Headaches are one of the most common health issues affecting 50% of the general population during any given year. Headaches are classified in a variety of ways, one of which is based on their cause and can be divided into primary versus secondary headaches. Primary headaches are those that are not caused by any underlying disease or disorder and account for more than 90% of all headaches. They are recurrent but also considered to be benign, meaning the cause is not dangerous to your overall health. Secondary headaches result from other medical conditions such as infection or increased pressure in the skull, however these account for fewer than 10% of all headaches. Two of the most common types of primary headaches are cervicogenic and tension-type headaches. Both of these headache types are frequently treated with physiotherapy and chiropractic treatment.

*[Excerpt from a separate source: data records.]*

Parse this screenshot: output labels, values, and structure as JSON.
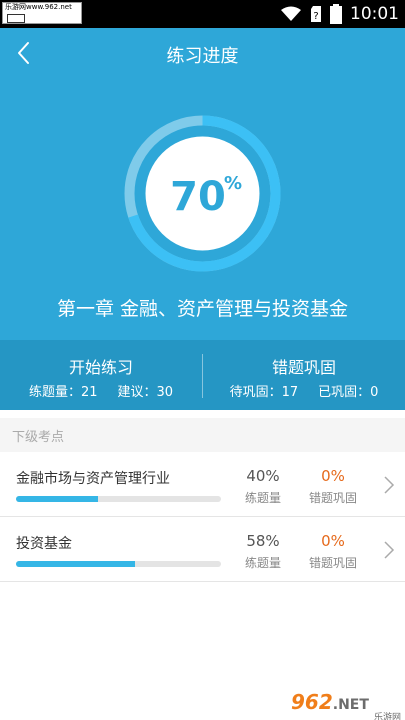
{
  "status_bar": {
    "watermark_text": "乐游网www.962.net",
    "time": "10:01",
    "battery_icon": "battery-icon",
    "wifi_icon": "wifi-icon"
  },
  "header": {
    "title": "练习进度",
    "back_icon": "back-chevron-icon"
  },
  "progress_ring": {
    "percent_value": "70",
    "percent_sign": "%",
    "progress": 0.7,
    "color_track": "#8fd3f0",
    "color_fill": "#3cc0f5"
  },
  "chapter": "第一章  金融、资产管理与投资基金",
  "practice": {
    "start": {
      "title": "开始练习",
      "stat1": "练题量：21",
      "stat2": "建议：30"
    },
    "review": {
      "title": "错题巩固",
      "stat1": "待巩固：17",
      "stat2": "已巩固：0"
    }
  },
  "sub_points_label": "下级考点",
  "rows": [
    {
      "name": "金融市场与资产管理行业",
      "progress": 0.4,
      "practice_value": "40%",
      "practice_label": "练题量",
      "error_value": "0%",
      "error_label": "错题巩固"
    },
    {
      "name": "投资基金",
      "progress": 0.58,
      "practice_value": "58%",
      "practice_label": "练题量",
      "error_value": "0%",
      "error_label": "错题巩固"
    }
  ],
  "watermark": {
    "num": "962",
    "net": ".NET",
    "cn": "乐游网"
  },
  "colors": {
    "hero": "#2ea7d8",
    "practice_bar": "#2596c4",
    "accent": "#35b6e6",
    "error_orange": "#e66a1c"
  }
}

Cervicogenic headaches are those that originate from disorders of the neck and refer pain into the back of the head (i.e. “occiput” region) on the same side. Pain is referred from sensory nerve roots in the upper cervical spine (i.e. from C1-C3). These headaches are often caused by sustained neck movements or positioning (e.g. painting the ceiling or poor desk posture) and can be accompanied by restricted neck range of motion and same-sided neck, shoulder and/or arm pain. Tension-type headaches (TTH) are the most common with a prevalence rate of 38% for episodic TTH. These can occur in response to stressful events and usually involve a steady aching pain described as the feeling of “pressure” or “tightening” around the head. TTH may last minutes to days and can affect both sides of the head. Although the exact cause is unclear, there is evidence suggesting that these headaches originate from myofascial mechanisms.

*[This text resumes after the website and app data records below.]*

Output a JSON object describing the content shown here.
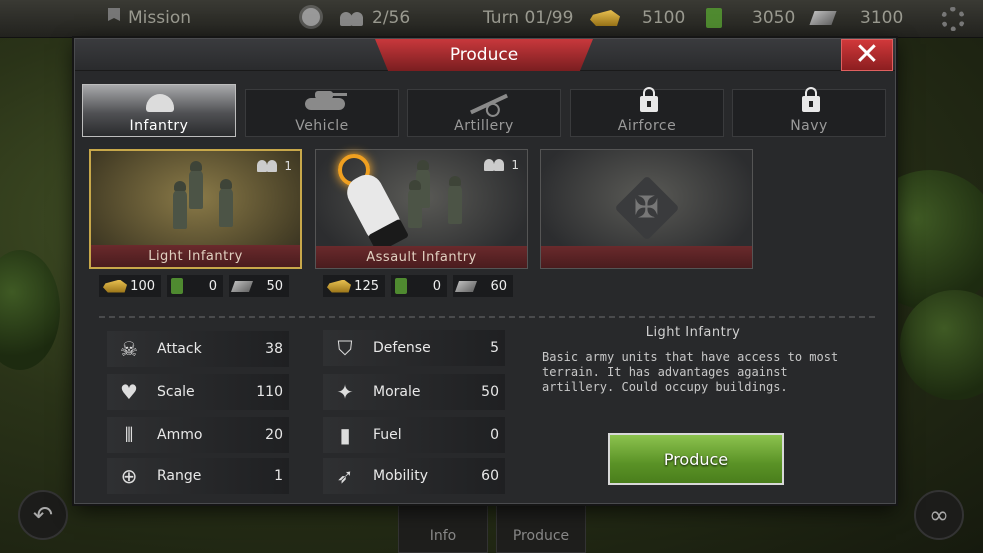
{
  "topbar": {
    "mission_label": "Mission",
    "population": "2/56",
    "turn": "Turn 01/99",
    "gold": "5100",
    "oil": "3050",
    "steel": "3100"
  },
  "bottom_tabs": [
    {
      "label": "Info"
    },
    {
      "label": "Produce"
    }
  ],
  "dialog": {
    "title": "Produce",
    "close_label": "✕",
    "tabs": [
      {
        "label": "Infantry",
        "icon": "helmet-icon",
        "locked": false,
        "active": true
      },
      {
        "label": "Vehicle",
        "icon": "tank-icon",
        "locked": false,
        "active": false
      },
      {
        "label": "Artillery",
        "icon": "artillery-icon",
        "locked": false,
        "active": false
      },
      {
        "label": "Airforce",
        "icon": "lock-icon",
        "locked": true,
        "active": false
      },
      {
        "label": "Navy",
        "icon": "lock-icon",
        "locked": true,
        "active": false
      }
    ],
    "units": [
      {
        "name": "Light Infantry",
        "count": "1",
        "gold": "100",
        "oil": "0",
        "steel": "50",
        "selected": true
      },
      {
        "name": "Assault Infantry",
        "count": "1",
        "gold": "125",
        "oil": "0",
        "steel": "60",
        "selected": false
      },
      {
        "name": "",
        "empty": true,
        "icon": "iron-cross-icon"
      }
    ],
    "stats_left": [
      {
        "label": "Attack",
        "value": "38",
        "icon": "skull-icon"
      },
      {
        "label": "Scale",
        "value": "110",
        "icon": "heart-icon"
      },
      {
        "label": "Ammo",
        "value": "20",
        "icon": "ammo-icon"
      },
      {
        "label": "Range",
        "value": "1",
        "icon": "crosshair-icon"
      }
    ],
    "stats_right": [
      {
        "label": "Defense",
        "value": "5",
        "icon": "shield-icon"
      },
      {
        "label": "Morale",
        "value": "50",
        "icon": "eagle-icon"
      },
      {
        "label": "Fuel",
        "value": "0",
        "icon": "fuel-can-icon"
      },
      {
        "label": "Mobility",
        "value": "60",
        "icon": "running-man-icon"
      }
    ],
    "description": {
      "title": "Light Infantry",
      "text": "Basic army units that have access to most terrain. It has advantages against artillery. Could occupy buildings."
    },
    "produce_label": "Produce"
  },
  "colors": {
    "accent_red": "#c8383c",
    "produce_green": "#6aa832",
    "selected_border": "#c8a84a"
  }
}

Given the widespread overuse of medications for headache management and the adverse events that can occur as a result, taking a more conservative approach to pain relief can be more beneficial. Exercise therapy is one method of treating your headache pain by correcting the neck and postural imbalances that may be triggering these events. Research has shown that therapeutic exercise in combination with manual therapy is significantly more effective than usual care (i.e. medication) for reducing headache frequency, intensity and duration. Exercise has also shown to improve neck range of motion, decrease neck pain and improve overall quality of life for those suffering with headaches. The types of exercises typically used for headache management are postural correction, flexibility training, as well as neck and scapular muscle strengthening. It’s important to be assessed by a physiotherapist or chiropractor to determine where the dysfunction in neck strength or mobility is occurring.

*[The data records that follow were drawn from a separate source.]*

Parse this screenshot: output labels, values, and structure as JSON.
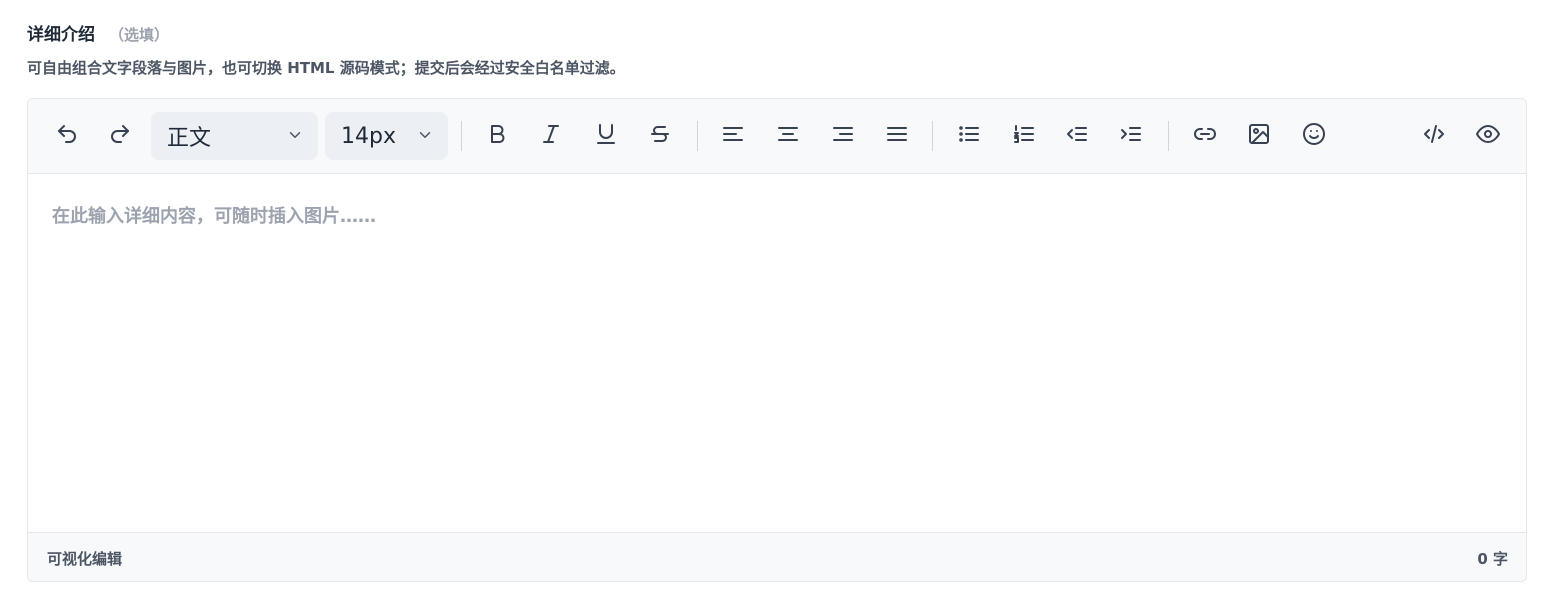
{
  "field": {
    "label": "详细介绍",
    "optional": "（选填）",
    "hint": "可自由组合文字段落与图片，也可切换 HTML 源码模式；提交后会经过安全白名单过滤。"
  },
  "toolbar": {
    "block_format": "正文",
    "font_size": "14px",
    "icons": [
      "undo-icon",
      "redo-icon",
      "bold-icon",
      "italic-icon",
      "underline-icon",
      "strikethrough-icon",
      "align-left-icon",
      "align-center-icon",
      "align-right-icon",
      "align-justify-icon",
      "bullet-list-icon",
      "numbered-list-icon",
      "outdent-icon",
      "indent-icon",
      "link-icon",
      "image-icon",
      "emoji-icon",
      "code-icon",
      "preview-icon"
    ]
  },
  "editor": {
    "placeholder": "在此输入详细内容，可随时插入图片……"
  },
  "footer": {
    "mode": "可视化编辑",
    "count": "0 字"
  }
}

Manual therapy such as soft tissue massage is another beneficial treatment method for headache pain. Many people with headaches have what are called “trigger points” in the neck muscles and pericranial tissues which can be treated with soft tissue mobilization. Trigger points are painful sites that when compressed or stretched cause both local and referred pain to another location. This means that headache pain can be partly caused by referral from active trigger points in the head, neck and shoulder muscles. Typical trigger point locations for those with chronic tension-type headaches are in the sternocleidomastoid, trapezius and temporalis muscles. There are a variety of manual therapy techniques that are used to increase blood flow to these tissues which then reduces the trigger point activity and therefore lessens your headache symptoms. New research indicates that patients with recurrent headaches and associated neck pain demonstrate a reduction in daily medication use for those who participate in manual therapy combined with exercise. These treatments have shown to be twice as effective as medication for reducing headache frequency. Additional conservative treatment options include joint mobilization/manipulation as well as acupuncture treatment. Speak to your healthcare practitioner to determine which options would work best for your headache management.
Written by: Vanessa Younes, MScPT